It may not be an obvious sphere for startups to pivot into, but funeral tech is growing into big business. Whether making burials more energy-efficient or helping people achieve their funeral wishes, the industry is booming. But what are funeral tech ventures doing, in the US, to help transform end-of-life ceremonies?
Are Funerals Changing?
One of the key reasons behind technology emerging in the funeral and burial sphere is societal change. Estimates show that cremation is now outweighing burial in the US, to the tune of a 56% majority. Further estimates and projections claim this could be as high as 78% by 2040.
That, of course, helps to make funeral services more flexible. Arguably, cremations can take place over longer periods. The attachment of ceremony to cremation is not necessarily as fixed as that of a burial. Therefore, in a world where efficiency is ever important, it seems many people want to speed up their send-offs, too.
Startups in funeral tech are also clearly aware that burial is not necessarily environmentally friendly. Complaints surrounding traditional coffins, for example, stand tall as key reasons for people seeking out cremations. However, in some cases, funeral tech innovators are making burials that little bit more eco-positive.
How are Startups Making a Difference?
To understand the nature of the funeral tech innovator a little more clearly, we need to consider a few examples. In the US, there’s a raft of burial and end-of-life tech innovation gathering plenty of investor interest.
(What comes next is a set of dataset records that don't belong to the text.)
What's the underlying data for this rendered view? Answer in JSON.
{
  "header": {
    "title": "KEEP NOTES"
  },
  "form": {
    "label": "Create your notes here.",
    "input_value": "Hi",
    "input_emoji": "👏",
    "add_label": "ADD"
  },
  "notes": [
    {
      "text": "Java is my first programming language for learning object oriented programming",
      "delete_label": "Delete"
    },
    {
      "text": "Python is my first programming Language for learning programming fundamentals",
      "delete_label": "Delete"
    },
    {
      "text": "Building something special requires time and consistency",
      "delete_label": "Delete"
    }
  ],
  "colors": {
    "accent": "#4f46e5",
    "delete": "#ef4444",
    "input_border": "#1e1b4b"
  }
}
Eterneva, for example, is an Austin-based venture worth $4.8 million at last funding round. The two-person team is outnumbered by investors for a critical reason. They focus on technology that allows you to transform ashes into diamonds. This, to many, may be a more aesthetically pleasing way to honor the memories of a loved one.
Better Place Forests is worth even more, at funding of $52 million (Series B at last seed). This Bay Area firm works to create forestry from those who choose to cremate their loved ones. Specifically, they offer technology to ‘give back’ to the planet. They not only save on coffin deterioration but provide new life as another fades away.
Solace is an up-and-coming Portland venture from David Odusanya and Keith Crawford, previously big names at Nike. Solace’s focus is on providing carbon-neutral cremation technology at flat pricing. The model for this firm could pick up interest for its clarity in pricing and its commitment to the environment.
The Future of Funerals
Even the way we say goodbye to loved ones is changing. Specifically, many of us wish to be just as flexible and efficient in death as we are in life!
It is safe to say funerals will continue changing for the better if US startups have any say. Fundz may offer more insight into this sphere for investors keen to know more.